What’s going on here? There are several possibilities. It might be argued that Shakespeare did not actually write the epilogue; though I hold no credence to any theory of multiple authors of Shakespeare’s work, the whole process of producing the plays and publishing the First Folio is still shrouded in much mystery. Could not some concerned party with a fair poetic bent have perhaps added an epilogue just to be sure that the play would not be banned and forgotten? Perhaps, but the more likely possibility that Shakespeare did indeed write this ending is even more interesting. How besieged was this famous playwright with political pressures? Nonetheless the plays are unflinching in their portrayals of royalty, in the sexual humor and general dissidence toward convention. Rarely do we see something so openly apologetic as this epilogue. I suspect that his real concern would have been an artistic one. We have just seen his great king banish the audience’s favorite character, and do so wholly and seemingly without compassion. Though we can surely find arguments and reasons for this within the play, the effect could have been shocking for an audience who loved Falstaff. A great king is crowned, a thief is sent to prison, and the audience riots – how audacious is Shakespeare? But it’s a sudden end to one of the richest friendships in all the plays. So there is a promise that Falstaff will return, that he has not been sent to death, that they will perhaps reunite. Or if not, that we will at least see him again – Falstaff In Prison would have been a very funny play. One final note: the Epilogue does serve as bookend of sorts with the Induction in which personified Rumor appears onstage to offer false reports of war. Perhaps this is a key to this mystery, that in fact the dancer’s patriotic words and promises are as insincere as any other rumor.
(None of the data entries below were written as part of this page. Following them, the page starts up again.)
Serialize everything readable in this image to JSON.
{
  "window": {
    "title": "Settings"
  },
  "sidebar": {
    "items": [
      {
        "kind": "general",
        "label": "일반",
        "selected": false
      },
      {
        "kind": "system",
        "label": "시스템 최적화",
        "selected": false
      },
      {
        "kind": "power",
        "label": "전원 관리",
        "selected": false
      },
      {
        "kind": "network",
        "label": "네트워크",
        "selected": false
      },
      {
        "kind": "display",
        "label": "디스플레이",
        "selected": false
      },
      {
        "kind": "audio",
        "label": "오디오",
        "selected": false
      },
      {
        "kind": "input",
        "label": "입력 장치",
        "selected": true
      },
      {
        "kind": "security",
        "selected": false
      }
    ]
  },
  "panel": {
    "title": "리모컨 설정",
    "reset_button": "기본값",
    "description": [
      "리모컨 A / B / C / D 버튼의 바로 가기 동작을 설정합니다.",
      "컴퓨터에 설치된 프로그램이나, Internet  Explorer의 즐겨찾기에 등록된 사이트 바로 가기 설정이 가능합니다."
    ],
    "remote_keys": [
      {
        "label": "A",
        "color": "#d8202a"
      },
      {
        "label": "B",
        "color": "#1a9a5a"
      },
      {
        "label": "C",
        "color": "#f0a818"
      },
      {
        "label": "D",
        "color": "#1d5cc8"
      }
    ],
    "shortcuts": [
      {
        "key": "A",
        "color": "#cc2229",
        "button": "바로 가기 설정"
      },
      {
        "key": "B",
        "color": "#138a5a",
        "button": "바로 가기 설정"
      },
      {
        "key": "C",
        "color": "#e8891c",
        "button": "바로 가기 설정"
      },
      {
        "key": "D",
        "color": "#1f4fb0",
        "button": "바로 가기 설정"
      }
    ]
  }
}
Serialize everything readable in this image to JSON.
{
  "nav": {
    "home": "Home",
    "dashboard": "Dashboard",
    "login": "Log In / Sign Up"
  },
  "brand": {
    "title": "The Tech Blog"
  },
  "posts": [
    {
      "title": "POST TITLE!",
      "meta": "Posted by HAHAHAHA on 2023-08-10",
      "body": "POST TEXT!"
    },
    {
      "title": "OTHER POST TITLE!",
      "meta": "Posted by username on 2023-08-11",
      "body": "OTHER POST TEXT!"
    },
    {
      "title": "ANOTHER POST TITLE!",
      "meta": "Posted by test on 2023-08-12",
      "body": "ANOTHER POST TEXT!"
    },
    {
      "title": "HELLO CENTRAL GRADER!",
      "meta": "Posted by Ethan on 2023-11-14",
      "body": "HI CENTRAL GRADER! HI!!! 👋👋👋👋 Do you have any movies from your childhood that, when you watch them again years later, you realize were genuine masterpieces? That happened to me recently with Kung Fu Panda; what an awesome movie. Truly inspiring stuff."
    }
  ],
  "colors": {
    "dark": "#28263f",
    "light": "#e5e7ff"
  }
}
King Henry IV Part II must have been a much more difficult play to write. Part I seems to come alive of its own devices, and the critical consensus is that Falstaff as a character truly emerged as Shakespeare wrote him. But having conjured him, he must somehow juggle this unusually powerful character in among his larger historical narrative. Falstaff is bigger than kings, wars, too big even for the stage. Goddard: “[W]e must see him, as Titania did Bottom, with our imagination, not with our senses. And that is why we shall never see Falstaff on the stage…[A]s for the miracle – it just refuses to happen in a theater. It would take Falstaff himself to act Falstaff.” Did Shakespeare know that Falstaff would not return for King Henry V? I suppose so, therefore even his seemingly minor interactions with the likes of Shallow are given lengthy examination in this play. Shakespeare was surely aware of the rarity of his creation and we can sense that he invested much of his own personal experience into his writing. “He drew Shylock out of his own long pocket,” Joyce wrote in Ulysses; from where did he draw Falstaff? Robert Greene? He feels so alive that he must have been based on someone he knew, but the wit is of course Shakespeare’s own. I get the sense that he cared for the main players in Henry IV very much, as audiences have, as we all should. Falstaff: “I am not only witty in myself, but the cause that is wit in other men.” There is no greater Shakespearean honor.